Anti-government protesters chant slogans during a rally outside the office of the permanent secretary for defense where Prime Minister Yingluck Shinawatra was reportedly working inside, Monday, Feb. 3, 2014.

Political tensions that remain unresolved in both Cambodia and Thailand could lead to more violence in both countries, analysts warn.

Thailand is going through another spate of democratic reform, following demonstrations that forced Prime Minister Yingluck Shinawatra to step down and call for new elections.

Those elections were disrupted Sunday by the main Thai opposition, who stopped people from voting and prevented the deliveries of ballot boxes in a number of electoral districts.

Hang Puthea, head of the Cambodian election-monitoring group Nicfec, said Thai violence could lead to more political tensions, and those could create spillover in Cambodia.

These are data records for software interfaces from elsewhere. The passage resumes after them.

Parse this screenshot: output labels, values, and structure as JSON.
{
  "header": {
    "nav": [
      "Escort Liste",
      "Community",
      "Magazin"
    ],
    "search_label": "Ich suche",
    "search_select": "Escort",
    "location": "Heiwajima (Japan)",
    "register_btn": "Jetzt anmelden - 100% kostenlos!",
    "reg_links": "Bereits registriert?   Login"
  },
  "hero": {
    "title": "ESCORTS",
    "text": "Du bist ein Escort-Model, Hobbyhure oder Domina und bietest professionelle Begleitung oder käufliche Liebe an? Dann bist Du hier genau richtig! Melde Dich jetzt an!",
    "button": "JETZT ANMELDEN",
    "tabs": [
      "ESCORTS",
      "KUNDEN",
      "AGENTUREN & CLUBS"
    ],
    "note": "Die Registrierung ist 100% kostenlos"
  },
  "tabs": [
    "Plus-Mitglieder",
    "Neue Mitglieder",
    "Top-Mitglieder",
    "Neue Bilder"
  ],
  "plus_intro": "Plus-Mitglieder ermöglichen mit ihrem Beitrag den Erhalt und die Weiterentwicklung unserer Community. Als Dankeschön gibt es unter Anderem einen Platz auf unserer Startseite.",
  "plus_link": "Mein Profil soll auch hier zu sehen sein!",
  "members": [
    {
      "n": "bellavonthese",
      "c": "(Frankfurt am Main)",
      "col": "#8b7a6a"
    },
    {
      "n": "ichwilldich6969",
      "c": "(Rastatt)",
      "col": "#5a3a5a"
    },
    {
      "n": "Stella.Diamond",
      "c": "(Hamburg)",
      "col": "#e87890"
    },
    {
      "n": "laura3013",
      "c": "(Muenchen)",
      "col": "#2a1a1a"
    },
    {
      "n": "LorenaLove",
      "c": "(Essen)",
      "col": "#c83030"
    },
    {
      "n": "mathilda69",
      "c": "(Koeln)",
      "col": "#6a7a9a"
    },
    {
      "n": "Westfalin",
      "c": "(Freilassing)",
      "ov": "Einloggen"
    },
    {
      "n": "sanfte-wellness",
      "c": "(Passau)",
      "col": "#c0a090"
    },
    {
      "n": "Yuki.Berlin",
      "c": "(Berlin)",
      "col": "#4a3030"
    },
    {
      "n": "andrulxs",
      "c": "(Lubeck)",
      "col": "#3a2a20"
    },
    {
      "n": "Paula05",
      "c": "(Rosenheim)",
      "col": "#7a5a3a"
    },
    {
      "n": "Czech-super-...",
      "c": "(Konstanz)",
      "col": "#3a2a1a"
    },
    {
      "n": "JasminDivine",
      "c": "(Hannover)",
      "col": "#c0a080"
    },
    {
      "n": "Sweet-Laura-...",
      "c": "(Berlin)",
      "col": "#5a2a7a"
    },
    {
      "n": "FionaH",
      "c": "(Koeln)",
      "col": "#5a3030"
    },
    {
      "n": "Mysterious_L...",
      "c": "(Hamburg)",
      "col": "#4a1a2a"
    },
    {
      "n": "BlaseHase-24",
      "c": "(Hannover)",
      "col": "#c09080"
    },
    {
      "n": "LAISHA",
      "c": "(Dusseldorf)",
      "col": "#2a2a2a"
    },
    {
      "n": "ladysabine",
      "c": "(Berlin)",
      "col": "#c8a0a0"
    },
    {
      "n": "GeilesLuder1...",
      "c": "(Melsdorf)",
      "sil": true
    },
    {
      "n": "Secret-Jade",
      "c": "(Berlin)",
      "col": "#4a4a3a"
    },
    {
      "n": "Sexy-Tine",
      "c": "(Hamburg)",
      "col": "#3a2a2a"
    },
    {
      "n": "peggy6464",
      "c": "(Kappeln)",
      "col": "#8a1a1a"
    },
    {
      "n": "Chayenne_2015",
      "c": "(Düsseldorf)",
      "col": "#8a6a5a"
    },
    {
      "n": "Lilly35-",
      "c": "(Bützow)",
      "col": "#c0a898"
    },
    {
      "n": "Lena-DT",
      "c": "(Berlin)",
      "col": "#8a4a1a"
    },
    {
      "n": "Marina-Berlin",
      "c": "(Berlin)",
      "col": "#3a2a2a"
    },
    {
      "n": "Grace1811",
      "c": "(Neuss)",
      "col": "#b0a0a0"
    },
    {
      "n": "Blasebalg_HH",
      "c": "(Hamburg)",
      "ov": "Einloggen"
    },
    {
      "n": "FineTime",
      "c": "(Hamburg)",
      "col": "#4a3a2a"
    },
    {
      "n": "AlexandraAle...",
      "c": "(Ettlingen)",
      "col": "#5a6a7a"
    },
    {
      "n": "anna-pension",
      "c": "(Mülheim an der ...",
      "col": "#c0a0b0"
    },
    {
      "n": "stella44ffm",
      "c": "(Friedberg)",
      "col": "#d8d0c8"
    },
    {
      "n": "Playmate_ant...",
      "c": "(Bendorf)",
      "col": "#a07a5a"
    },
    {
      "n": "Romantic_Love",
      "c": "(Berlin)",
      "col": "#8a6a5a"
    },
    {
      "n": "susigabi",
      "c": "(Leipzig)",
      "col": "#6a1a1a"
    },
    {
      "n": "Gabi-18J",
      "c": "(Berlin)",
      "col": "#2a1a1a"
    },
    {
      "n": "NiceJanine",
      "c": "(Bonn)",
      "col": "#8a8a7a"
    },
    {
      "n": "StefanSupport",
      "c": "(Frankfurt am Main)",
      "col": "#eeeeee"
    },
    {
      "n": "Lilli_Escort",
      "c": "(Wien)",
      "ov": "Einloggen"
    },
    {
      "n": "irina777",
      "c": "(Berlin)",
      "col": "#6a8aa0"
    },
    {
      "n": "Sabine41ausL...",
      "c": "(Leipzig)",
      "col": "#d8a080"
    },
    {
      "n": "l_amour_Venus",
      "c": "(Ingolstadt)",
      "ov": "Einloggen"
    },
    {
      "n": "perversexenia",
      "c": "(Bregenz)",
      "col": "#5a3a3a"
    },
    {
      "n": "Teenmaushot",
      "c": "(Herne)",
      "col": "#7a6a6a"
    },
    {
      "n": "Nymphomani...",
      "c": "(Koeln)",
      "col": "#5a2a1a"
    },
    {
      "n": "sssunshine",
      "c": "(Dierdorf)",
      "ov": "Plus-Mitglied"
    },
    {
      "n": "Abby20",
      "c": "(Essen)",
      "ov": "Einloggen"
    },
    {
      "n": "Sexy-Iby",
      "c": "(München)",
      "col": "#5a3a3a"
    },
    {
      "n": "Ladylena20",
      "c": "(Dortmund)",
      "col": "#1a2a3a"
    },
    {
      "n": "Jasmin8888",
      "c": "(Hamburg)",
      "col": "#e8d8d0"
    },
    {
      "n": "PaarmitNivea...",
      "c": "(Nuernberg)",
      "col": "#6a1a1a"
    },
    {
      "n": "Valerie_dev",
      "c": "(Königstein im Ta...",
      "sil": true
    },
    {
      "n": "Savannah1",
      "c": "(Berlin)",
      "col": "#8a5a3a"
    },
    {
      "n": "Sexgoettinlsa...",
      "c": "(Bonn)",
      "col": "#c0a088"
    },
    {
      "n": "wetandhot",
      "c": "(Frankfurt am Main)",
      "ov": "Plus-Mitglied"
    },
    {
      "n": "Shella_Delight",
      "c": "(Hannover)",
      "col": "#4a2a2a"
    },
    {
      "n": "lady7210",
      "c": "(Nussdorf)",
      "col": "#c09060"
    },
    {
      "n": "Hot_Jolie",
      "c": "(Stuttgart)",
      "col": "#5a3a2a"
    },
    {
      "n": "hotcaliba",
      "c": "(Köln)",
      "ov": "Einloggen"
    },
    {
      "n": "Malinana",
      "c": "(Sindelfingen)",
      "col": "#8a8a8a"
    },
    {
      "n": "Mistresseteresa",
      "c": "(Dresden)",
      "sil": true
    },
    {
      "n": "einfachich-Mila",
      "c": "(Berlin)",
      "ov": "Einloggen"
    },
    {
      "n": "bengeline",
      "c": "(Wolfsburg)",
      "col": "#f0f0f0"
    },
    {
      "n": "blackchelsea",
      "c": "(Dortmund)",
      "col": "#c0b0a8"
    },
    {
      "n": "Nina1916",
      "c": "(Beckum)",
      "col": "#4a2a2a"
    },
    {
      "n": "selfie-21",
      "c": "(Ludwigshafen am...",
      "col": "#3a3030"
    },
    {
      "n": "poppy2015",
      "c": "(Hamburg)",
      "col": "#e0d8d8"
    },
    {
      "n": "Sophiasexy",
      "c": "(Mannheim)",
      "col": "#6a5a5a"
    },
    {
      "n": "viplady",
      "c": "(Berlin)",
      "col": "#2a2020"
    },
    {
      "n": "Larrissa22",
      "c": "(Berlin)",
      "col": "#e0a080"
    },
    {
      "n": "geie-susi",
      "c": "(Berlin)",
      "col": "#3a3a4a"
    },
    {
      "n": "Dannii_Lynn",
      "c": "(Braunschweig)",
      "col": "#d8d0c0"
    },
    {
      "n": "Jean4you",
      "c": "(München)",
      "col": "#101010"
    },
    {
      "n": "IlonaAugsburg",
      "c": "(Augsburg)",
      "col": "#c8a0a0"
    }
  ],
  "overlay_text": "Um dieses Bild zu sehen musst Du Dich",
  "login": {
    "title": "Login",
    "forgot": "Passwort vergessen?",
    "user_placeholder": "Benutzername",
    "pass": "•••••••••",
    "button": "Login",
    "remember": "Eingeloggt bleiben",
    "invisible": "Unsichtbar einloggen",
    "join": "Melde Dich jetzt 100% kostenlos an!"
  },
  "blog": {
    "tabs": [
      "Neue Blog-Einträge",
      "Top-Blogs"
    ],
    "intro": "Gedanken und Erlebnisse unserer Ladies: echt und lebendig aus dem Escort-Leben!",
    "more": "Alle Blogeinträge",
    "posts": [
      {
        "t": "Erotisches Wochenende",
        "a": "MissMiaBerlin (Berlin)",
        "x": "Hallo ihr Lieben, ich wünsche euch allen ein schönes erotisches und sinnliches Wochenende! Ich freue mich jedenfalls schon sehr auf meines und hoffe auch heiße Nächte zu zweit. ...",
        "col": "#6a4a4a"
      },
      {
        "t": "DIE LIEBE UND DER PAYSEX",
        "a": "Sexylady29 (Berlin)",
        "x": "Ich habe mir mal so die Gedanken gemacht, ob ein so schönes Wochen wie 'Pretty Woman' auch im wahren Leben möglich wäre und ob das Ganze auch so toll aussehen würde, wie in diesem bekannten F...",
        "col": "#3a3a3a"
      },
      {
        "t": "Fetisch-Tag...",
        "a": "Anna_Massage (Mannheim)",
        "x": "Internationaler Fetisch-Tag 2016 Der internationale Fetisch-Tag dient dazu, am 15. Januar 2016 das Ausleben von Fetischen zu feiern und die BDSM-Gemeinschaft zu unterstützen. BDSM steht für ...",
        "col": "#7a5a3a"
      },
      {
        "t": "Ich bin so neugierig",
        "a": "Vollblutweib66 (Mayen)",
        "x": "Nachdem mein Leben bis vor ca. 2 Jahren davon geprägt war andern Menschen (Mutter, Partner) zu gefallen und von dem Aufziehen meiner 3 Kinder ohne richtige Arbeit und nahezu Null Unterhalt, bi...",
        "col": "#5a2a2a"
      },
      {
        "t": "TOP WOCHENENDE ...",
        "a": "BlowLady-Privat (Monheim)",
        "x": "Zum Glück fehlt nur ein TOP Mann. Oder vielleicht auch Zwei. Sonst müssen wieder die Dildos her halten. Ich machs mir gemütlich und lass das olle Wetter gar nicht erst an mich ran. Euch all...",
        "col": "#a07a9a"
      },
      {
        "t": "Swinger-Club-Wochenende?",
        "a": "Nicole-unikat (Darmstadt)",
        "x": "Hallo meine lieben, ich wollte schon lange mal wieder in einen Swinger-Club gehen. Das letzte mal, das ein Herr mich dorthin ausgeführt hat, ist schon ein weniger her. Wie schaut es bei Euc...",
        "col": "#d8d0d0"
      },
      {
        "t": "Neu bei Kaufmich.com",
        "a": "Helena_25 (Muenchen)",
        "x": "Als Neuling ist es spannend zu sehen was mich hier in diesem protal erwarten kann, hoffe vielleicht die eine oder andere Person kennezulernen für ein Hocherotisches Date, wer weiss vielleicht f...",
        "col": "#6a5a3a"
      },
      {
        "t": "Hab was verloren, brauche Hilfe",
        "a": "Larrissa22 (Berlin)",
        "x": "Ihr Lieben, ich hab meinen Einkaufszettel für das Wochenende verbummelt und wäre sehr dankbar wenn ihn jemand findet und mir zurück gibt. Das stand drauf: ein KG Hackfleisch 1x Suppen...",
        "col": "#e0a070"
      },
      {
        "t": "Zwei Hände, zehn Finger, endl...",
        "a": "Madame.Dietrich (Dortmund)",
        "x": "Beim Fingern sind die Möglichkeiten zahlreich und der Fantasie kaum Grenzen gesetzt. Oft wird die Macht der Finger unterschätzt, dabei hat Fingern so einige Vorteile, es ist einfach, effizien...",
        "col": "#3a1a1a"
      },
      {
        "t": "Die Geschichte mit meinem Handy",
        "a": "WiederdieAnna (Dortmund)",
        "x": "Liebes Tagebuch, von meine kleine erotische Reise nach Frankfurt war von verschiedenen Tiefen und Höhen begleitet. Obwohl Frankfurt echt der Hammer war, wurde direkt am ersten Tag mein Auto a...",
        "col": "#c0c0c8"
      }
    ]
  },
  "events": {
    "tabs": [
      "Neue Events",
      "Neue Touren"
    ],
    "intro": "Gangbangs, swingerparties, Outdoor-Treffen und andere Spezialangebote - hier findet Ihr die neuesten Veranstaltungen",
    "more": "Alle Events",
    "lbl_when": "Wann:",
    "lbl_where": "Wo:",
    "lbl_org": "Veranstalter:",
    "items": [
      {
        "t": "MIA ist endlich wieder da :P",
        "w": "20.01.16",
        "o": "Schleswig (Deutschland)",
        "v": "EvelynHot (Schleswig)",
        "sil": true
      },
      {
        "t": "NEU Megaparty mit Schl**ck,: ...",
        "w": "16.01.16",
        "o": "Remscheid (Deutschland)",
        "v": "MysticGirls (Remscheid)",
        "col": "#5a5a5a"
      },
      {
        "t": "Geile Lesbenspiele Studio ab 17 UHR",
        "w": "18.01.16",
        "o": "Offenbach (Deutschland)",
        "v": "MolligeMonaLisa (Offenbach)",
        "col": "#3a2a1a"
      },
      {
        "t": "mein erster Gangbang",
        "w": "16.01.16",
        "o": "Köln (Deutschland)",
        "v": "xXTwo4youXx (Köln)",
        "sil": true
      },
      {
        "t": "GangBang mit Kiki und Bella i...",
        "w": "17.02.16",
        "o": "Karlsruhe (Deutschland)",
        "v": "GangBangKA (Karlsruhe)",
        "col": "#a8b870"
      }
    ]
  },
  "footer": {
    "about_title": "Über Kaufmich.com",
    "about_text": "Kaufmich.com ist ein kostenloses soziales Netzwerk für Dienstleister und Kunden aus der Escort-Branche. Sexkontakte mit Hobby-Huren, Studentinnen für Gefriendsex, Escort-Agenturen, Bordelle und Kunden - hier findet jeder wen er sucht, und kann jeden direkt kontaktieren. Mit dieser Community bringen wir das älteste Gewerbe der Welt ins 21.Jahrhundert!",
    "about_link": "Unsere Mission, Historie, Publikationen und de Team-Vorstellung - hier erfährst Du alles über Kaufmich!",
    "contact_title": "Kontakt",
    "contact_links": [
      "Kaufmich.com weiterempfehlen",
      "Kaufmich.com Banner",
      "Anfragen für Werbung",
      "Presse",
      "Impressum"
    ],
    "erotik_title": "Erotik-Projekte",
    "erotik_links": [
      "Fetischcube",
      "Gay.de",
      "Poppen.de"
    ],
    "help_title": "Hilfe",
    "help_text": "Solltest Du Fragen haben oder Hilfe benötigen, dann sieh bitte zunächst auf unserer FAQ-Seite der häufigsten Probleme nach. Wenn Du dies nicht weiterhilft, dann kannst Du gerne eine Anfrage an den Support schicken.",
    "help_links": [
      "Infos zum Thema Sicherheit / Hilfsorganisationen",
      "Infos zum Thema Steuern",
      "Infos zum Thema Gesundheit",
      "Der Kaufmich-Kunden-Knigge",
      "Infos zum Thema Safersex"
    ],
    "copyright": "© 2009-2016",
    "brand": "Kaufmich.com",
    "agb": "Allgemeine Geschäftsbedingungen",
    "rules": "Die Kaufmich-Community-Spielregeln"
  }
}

The opposition Cambodia National Rescue Party has continued to demand a recall vote, despite violent crackdowns on demonstrations, while the ruling Cambodian People’s Party has moved forward with basic governance without the opposition’s participation, he said.

“If the demands of each party remain apart, even if there is a recall election, there will surely be violence,” he said.

Meanwhile, Thailand continues to face challenges to its democratic system.

Responding to Sunday’s violence, Jen Psaki, a spokeswoman for the US State Department, told reporters that the US will not “take sides.” “But we continue to urge all sides to commit to sincere dialogue.”

Speaking to reporters in Bangkok on Monday, Yingluck Shinawatra said people still want to see an election carried out.

Peter Tan Keo, a political analyst in Boston, Mass., told VOA Khmer that continued unrest in both countries is disrupting investor confidence, which could mean they take their money elsewhere.

“We are likely to see more protests in Cambodia and Thailand, as opposition leaders take extreme measures in resolving the political crises, while government on both sides will continue to ignore such extremities in negotiating with the opposition,” he said. “Mr. Hun Sen will not step down. Mr. Sam Rainsy/Mr. Kem Sokha will continue to press for a change in government. Those are extremities.”

Josh Kurlantzick, a fellow at the Council on Foreign Relations, in Washington, told VOA Khmer that Thailand’s political situation is more complex than Cambodia’s, but that political problems in each country could affect the other. “It’s another drag on Asean,” he said.